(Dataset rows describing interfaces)
>>>>>

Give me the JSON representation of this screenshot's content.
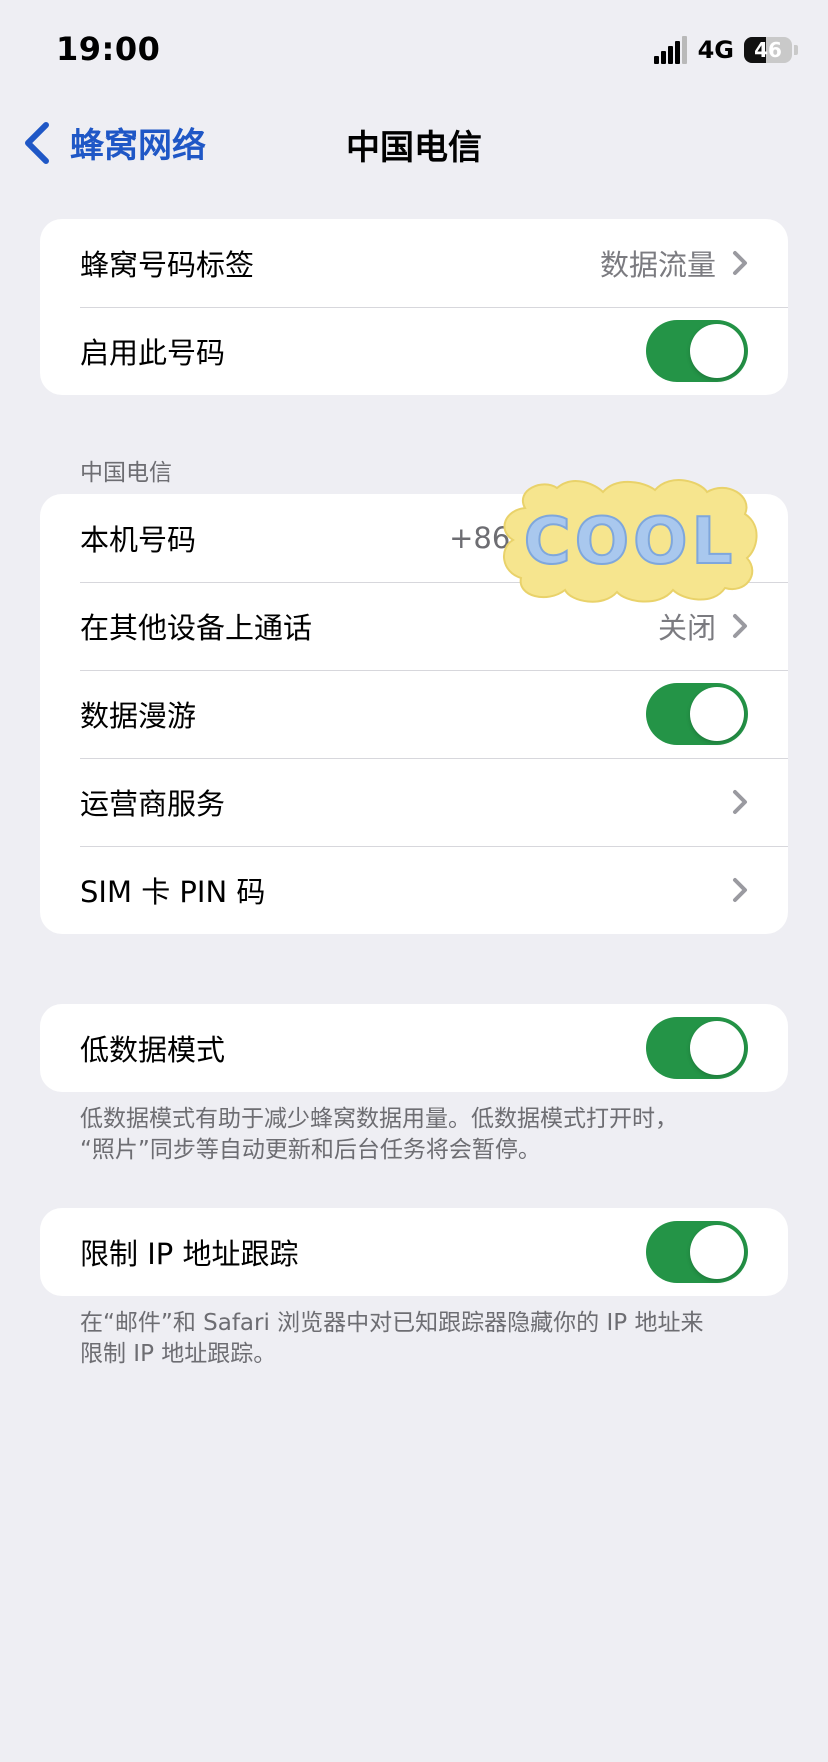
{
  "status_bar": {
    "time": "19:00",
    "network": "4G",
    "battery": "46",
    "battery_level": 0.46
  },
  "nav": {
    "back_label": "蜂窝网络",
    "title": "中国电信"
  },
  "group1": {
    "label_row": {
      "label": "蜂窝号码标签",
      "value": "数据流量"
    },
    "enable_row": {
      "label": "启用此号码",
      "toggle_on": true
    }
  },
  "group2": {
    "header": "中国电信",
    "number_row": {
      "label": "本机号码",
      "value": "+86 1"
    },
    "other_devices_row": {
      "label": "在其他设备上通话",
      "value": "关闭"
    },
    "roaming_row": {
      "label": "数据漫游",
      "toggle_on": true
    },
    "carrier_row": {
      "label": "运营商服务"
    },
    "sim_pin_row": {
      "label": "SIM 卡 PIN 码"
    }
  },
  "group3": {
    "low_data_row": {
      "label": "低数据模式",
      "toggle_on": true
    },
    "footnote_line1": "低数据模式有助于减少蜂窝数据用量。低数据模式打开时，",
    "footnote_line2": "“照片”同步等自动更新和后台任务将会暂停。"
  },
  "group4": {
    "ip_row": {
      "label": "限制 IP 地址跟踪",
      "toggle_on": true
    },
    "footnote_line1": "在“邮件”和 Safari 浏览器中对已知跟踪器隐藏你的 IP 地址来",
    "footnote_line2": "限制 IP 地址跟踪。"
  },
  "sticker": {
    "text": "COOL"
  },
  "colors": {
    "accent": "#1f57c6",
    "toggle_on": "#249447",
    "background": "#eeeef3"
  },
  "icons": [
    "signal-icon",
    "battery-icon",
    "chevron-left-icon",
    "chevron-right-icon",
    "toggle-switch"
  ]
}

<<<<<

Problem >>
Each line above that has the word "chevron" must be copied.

Task output >>
    "chevron-left-icon",
    "chevron-right-icon",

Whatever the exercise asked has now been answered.